Robinson is a colorist, and is fascinated by the endless combinations of varying hues.  She is passionate about vintage colors, mostly those used for colored plastic, industrial machinery and fashion, from the 1940’s -1980’s. Many of the materials that she uses in her work, come from these eras. She states, “I believe that each bit of junk creates a sense of nostalgia in the viewer. The pieces have lived their own lives and have their own energy; they have the power to take us back in time and to bring up memories.”

Robinson works intuitively and viscerally. Many of her creative concepts come to her in her dreams.

Flair Robinson is the creator and curator of @peculiarandalluring on Instagram, a virtual gallery featuring an eclectic collection of contemporary art, natural and human-made oddities and land art.

Website: Flair Robinson
Instagram: Peculiar and Alluring
Instagram: Flair Robinson 

Photo: Sarah Schwab – © 2017 Sarah Schwab

This article is part of the MAHB Arts Community‘s “More About the Arts and the Anthropocene”. If you are an artist interested in sharing your thoughts and artwork, as it relates to the topic, please send a message to Michele Guieu, Eco-Artist and MAHB Arts coordinator:
Thank you. ~

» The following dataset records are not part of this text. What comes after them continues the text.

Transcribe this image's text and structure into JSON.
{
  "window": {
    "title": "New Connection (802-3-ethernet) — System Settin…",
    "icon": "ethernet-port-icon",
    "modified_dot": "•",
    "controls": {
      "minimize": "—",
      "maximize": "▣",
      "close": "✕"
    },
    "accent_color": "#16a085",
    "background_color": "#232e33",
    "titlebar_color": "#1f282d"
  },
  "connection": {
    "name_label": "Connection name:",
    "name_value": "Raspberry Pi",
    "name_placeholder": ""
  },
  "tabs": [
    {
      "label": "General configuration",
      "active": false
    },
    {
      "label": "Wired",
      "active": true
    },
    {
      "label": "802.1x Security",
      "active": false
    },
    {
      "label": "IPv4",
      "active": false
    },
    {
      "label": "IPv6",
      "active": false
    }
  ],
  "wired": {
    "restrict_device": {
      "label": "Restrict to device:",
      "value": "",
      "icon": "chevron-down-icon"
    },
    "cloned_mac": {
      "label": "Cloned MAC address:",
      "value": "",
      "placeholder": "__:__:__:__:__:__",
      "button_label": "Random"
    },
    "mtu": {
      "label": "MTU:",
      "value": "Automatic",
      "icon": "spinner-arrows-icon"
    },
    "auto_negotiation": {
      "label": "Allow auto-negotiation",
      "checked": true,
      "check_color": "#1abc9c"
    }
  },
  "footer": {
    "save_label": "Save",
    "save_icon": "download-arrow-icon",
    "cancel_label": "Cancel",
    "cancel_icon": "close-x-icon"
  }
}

The views and opinions expressed through the MAHB Website are those of the contributing authors and do not necessarily reflect an official position of the MAHB. The MAHB aims to share a range of perspectives and welcomes the discussions that they prompt.